China is the world's second-largest economy, with plans to take first place for the next decade and thus put an end to U.S. hegemony. However, the consequences of climate change seem to threaten the rapid Chinese growth, which had already been slowing down since 2019, with the longest drought in 60 years. A third of the Asian giant's territory suffers from high temperatures and lack of rainfall, affecting China's economic dynamism.
La Niña, which is characterized by cooler than average sea surface temperatures in the equatorial Pacific Ocean, has repercussions for the Atlantic hurricane season.
The current La Niña began back in the late summer and early fall of 2020, and it has reached an intensity that ranks it "among the strongest springtime La Niñas in the historical record dating back to 1950,".

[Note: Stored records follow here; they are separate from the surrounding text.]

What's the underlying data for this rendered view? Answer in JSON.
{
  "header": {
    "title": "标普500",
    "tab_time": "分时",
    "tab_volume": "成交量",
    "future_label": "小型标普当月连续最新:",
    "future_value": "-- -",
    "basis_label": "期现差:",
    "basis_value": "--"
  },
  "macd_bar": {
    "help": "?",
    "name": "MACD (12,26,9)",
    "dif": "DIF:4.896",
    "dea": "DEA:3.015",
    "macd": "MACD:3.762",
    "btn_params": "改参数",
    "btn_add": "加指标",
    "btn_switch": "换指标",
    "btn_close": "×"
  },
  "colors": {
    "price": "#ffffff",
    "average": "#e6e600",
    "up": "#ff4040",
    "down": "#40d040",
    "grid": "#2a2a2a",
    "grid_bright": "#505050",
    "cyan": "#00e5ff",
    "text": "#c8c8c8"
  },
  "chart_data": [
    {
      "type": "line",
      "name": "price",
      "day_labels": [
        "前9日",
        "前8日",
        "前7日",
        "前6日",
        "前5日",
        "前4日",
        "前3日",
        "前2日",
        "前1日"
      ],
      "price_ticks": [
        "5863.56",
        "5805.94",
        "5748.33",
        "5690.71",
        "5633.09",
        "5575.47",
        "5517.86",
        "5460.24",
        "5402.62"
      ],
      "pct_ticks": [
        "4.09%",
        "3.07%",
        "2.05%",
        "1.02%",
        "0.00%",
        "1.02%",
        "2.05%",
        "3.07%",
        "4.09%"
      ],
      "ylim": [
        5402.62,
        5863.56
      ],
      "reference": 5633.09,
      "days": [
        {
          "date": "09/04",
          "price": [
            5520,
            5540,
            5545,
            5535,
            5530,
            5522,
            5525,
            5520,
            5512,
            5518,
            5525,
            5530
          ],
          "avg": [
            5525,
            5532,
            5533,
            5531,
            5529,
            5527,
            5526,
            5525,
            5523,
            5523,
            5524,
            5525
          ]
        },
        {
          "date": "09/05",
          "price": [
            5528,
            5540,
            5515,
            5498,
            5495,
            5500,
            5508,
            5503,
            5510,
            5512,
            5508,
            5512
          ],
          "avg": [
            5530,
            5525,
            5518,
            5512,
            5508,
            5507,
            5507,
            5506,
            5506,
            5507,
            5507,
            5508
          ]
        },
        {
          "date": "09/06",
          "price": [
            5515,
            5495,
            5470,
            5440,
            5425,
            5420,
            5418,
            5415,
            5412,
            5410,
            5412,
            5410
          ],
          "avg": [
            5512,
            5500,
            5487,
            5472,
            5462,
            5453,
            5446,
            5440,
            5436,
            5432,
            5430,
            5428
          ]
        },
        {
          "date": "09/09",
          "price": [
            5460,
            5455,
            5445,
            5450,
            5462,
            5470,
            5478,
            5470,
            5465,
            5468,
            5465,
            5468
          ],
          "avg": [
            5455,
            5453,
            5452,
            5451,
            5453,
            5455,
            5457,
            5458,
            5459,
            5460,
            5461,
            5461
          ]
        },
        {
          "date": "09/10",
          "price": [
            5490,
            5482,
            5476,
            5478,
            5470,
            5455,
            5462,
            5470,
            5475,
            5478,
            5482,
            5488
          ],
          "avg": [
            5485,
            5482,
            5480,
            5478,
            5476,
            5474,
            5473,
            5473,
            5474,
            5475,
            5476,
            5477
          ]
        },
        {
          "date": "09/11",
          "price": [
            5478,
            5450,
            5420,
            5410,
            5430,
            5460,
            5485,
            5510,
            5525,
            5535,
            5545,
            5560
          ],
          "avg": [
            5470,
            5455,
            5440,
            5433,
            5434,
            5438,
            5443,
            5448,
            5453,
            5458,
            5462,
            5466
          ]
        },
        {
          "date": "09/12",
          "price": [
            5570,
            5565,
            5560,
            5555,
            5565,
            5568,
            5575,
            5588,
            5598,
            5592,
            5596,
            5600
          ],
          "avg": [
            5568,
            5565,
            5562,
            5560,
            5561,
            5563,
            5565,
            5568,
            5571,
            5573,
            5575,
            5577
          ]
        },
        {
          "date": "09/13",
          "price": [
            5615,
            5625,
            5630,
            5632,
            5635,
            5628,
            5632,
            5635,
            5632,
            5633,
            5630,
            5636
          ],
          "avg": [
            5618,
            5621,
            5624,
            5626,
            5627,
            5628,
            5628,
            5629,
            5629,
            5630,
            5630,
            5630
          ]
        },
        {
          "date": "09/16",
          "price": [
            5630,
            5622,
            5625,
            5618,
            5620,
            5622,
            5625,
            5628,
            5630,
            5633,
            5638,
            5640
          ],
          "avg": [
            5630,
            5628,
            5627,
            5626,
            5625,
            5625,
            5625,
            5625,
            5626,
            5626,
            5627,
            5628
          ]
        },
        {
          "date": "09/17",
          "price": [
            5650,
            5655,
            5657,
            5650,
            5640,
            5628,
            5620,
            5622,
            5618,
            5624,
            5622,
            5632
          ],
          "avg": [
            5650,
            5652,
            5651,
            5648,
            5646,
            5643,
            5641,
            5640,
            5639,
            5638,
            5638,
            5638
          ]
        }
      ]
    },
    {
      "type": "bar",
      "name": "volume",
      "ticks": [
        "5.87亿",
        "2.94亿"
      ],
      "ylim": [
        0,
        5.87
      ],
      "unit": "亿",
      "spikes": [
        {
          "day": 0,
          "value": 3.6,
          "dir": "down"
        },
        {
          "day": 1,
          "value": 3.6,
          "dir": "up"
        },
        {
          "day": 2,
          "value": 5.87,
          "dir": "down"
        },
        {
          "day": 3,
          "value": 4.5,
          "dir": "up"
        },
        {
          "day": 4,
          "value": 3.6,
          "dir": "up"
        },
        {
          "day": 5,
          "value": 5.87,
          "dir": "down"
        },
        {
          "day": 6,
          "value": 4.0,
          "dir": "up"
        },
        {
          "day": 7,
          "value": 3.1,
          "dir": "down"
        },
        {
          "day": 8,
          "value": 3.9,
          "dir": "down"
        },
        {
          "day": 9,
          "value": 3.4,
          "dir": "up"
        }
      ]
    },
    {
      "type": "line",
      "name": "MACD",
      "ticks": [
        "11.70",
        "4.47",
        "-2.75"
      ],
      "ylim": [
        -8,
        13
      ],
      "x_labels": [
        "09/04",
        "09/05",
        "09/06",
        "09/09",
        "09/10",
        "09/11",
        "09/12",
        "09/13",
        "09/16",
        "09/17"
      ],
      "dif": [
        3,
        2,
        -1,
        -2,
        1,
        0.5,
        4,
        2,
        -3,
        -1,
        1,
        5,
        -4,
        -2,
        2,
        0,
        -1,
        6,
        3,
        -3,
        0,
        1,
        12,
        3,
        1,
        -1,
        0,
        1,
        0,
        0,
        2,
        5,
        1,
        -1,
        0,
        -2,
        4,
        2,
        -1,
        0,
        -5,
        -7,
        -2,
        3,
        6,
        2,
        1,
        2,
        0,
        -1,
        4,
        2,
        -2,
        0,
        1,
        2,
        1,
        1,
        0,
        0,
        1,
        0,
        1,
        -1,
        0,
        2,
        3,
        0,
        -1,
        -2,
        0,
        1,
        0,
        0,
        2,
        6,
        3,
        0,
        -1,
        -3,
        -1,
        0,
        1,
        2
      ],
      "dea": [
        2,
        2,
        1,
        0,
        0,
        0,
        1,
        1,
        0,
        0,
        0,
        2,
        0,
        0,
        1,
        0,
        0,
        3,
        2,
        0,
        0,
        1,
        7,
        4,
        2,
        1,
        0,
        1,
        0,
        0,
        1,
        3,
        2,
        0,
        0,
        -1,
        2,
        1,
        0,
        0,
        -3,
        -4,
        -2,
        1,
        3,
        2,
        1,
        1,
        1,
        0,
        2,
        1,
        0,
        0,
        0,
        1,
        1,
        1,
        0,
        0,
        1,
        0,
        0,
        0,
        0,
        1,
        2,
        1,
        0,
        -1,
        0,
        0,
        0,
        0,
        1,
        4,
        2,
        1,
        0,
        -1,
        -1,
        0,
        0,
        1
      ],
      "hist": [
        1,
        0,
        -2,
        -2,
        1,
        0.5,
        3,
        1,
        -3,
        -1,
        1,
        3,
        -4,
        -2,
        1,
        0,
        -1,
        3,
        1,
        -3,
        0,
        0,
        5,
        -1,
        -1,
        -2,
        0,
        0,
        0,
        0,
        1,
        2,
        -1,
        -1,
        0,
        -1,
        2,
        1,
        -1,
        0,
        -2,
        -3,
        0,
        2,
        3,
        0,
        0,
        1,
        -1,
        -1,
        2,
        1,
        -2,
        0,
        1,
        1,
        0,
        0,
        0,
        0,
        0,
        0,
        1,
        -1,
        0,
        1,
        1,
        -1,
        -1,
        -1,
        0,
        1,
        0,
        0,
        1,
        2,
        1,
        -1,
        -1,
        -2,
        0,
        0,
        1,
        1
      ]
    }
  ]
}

With each week that La Niña remains, the less likely it becomes that 2022 will set a new global temperature record. However, La Niña has still other consequences and is likely exacerbating the drought in the Southwest.